What happens before that? Schmidhuber is building an electronic brain consisting of one billion neurons—or one one thousandth the number contained in the human cortex. He calls his project "true AI," one that can function much like a baby by "setting themselves little experiments in order to understand how the world works," according to the Guardian. "We aren't that many years away from an animal-like intelligence, like that of a crow or a capuchin monkey," he says.

Not everyone is convinced: One scientist told the Guardian that Schmidhuber is setting up AI to disappoint, much like the vaunted Segway, which was promoted as an invention as important as the PC, but ended up at best a niche product, and at worst a laughingstock.

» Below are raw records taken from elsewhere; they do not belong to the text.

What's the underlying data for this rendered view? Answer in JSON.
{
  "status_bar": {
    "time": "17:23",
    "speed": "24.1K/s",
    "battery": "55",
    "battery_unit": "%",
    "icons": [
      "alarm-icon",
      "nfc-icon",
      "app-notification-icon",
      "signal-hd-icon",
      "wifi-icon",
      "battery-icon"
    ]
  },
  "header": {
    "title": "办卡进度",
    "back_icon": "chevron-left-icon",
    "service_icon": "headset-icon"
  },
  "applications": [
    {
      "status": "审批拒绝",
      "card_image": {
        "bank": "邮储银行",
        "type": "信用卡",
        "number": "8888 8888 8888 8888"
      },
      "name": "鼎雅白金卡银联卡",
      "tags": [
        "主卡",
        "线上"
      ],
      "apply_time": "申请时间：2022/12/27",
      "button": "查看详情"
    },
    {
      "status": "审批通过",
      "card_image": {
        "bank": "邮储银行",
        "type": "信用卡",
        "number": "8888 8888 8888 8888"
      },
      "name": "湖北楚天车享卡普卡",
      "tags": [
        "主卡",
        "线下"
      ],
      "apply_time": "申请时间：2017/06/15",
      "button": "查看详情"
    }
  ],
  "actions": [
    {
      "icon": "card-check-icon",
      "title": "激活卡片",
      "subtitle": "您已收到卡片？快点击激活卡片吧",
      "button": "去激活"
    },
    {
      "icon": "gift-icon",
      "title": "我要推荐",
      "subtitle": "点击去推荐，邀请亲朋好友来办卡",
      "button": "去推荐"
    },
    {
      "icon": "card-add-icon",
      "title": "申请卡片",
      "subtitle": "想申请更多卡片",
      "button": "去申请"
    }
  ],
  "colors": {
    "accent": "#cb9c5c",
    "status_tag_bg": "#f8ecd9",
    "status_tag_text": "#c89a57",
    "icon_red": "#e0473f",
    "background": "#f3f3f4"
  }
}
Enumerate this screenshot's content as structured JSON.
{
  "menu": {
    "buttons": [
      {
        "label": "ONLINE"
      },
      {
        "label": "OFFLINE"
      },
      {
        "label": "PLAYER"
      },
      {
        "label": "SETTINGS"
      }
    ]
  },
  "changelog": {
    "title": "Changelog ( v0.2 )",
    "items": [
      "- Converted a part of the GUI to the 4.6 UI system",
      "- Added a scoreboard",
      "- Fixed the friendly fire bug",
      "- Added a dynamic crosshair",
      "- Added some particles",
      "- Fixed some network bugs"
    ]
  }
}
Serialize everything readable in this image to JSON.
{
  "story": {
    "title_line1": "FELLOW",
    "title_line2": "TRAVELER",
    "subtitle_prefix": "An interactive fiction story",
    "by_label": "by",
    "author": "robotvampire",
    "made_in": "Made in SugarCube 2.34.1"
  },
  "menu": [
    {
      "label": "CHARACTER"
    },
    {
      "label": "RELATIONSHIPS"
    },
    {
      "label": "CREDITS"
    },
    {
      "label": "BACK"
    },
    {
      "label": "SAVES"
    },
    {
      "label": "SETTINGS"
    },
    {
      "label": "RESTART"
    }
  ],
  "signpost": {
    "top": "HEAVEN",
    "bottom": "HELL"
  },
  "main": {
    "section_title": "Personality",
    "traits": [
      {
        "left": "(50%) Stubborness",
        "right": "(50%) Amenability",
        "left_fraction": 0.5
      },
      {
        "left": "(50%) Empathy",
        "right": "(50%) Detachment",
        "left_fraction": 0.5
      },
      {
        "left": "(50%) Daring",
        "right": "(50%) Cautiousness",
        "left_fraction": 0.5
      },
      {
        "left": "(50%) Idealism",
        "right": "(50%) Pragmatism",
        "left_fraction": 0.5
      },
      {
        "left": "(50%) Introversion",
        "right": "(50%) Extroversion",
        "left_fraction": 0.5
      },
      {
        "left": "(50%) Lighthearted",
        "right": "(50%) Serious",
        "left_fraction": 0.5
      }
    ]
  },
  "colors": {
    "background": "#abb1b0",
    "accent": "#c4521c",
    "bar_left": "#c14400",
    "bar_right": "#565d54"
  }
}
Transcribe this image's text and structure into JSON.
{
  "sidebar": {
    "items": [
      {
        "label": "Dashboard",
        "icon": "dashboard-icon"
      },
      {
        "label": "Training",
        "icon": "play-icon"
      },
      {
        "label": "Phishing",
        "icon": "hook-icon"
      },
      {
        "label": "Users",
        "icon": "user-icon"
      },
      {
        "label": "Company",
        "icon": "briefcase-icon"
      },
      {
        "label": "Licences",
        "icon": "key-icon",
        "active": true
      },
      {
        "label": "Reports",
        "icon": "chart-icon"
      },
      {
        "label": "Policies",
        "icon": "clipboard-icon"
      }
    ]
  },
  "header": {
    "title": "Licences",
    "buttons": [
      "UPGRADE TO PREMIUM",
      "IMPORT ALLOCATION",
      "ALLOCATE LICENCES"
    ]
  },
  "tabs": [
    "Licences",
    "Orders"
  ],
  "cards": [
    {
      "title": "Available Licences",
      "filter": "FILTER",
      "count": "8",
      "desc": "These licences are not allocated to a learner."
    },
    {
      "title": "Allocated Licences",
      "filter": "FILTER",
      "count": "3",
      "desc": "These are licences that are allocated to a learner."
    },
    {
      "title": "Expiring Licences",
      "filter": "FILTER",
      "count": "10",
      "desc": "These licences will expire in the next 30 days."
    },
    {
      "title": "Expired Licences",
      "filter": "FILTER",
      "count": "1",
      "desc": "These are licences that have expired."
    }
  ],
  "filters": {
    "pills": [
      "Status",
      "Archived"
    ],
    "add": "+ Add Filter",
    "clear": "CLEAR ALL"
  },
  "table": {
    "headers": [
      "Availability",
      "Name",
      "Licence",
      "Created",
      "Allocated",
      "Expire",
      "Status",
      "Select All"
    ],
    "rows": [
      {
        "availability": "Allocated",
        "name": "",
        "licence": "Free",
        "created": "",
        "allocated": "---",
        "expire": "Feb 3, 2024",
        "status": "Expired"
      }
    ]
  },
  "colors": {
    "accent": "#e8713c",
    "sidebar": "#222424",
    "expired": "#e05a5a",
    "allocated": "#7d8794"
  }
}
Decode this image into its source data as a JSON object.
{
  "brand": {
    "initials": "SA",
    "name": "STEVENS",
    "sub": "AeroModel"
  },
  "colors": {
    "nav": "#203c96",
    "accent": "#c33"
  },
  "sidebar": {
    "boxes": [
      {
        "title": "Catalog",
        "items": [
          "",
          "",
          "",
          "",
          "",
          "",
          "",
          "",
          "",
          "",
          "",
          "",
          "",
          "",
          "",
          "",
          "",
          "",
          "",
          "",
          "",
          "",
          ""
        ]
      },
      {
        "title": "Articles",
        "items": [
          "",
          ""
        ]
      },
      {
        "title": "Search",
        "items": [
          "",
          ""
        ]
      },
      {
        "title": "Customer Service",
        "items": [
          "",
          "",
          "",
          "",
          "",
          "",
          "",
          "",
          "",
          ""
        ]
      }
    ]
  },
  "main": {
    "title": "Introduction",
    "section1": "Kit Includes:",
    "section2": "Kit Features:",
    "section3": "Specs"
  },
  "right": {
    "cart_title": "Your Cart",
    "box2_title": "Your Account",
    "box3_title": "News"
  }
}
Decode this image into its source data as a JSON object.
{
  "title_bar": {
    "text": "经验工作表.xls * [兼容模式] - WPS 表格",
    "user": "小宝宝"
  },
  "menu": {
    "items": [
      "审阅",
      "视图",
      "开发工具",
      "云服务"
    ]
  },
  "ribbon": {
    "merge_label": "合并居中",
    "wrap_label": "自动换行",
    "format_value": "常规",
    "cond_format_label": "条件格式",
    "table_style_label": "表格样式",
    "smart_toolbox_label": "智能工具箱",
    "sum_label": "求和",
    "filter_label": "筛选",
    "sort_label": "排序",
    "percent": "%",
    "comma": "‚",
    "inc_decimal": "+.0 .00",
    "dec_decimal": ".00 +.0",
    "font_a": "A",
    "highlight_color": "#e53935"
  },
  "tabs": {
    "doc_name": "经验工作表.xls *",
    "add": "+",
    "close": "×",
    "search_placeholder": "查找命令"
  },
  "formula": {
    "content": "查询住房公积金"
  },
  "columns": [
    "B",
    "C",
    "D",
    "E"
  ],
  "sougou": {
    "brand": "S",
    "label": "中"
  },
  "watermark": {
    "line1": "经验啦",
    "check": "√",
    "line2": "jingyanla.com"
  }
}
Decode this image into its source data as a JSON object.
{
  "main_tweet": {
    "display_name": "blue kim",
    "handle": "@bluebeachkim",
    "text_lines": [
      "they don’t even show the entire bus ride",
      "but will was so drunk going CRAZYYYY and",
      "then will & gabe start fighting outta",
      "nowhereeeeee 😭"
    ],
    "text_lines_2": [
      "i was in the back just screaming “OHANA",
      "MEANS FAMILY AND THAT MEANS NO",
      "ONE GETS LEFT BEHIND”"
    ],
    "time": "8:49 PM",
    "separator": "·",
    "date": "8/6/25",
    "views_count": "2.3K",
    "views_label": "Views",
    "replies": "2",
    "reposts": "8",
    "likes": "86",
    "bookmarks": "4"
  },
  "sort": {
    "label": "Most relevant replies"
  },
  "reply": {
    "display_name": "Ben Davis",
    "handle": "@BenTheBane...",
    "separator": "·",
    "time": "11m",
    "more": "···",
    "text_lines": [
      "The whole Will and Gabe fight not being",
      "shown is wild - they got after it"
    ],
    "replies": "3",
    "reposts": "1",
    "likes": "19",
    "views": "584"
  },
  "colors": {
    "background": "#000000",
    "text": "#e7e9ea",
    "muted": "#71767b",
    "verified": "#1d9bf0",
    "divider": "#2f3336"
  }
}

Go deeper

Restaurant software meets the pandemic moment

Illustration: Annelise Capossela/Axios

Food delivery companies have predictably done well during the pandemic. But restaurant software providers are also having a moment as eateries race to handle the avalanche of online orders resulting from severe in-person dining restrictions.

Driving the news: Olo filed last week for an IPO and Toast is rumored to be preparing to do the same very soon.

Bryan Walsh, author of Future
2 hours ago - Technology

How the automation economy can turn human workers into robots

Illustration: Sarah Grillo/Axios

More than outright destroying jobs, automation is changing employment in ways that will weigh on workers.

The big picture: Right now, we should be less worried about robots taking human jobs than people in low-skilled positions being forced to work like robots.

House passes $1.9 trillion COVID relief package

Photo: Screenshot via C-SPAN

The House approved President Biden's $1.9 trillion COVID relief package on a 219-212 vote early Saturday morning, sending it to the Senate for a possible rewrite before it gets to Biden's desk.

The big picture: The vote was a critical first step for the package, which includes $1,400 cash payments for many Americans, a national vaccination program, ramped-up COVID testing and contact tracing, state and local funding and money to help schools reopen.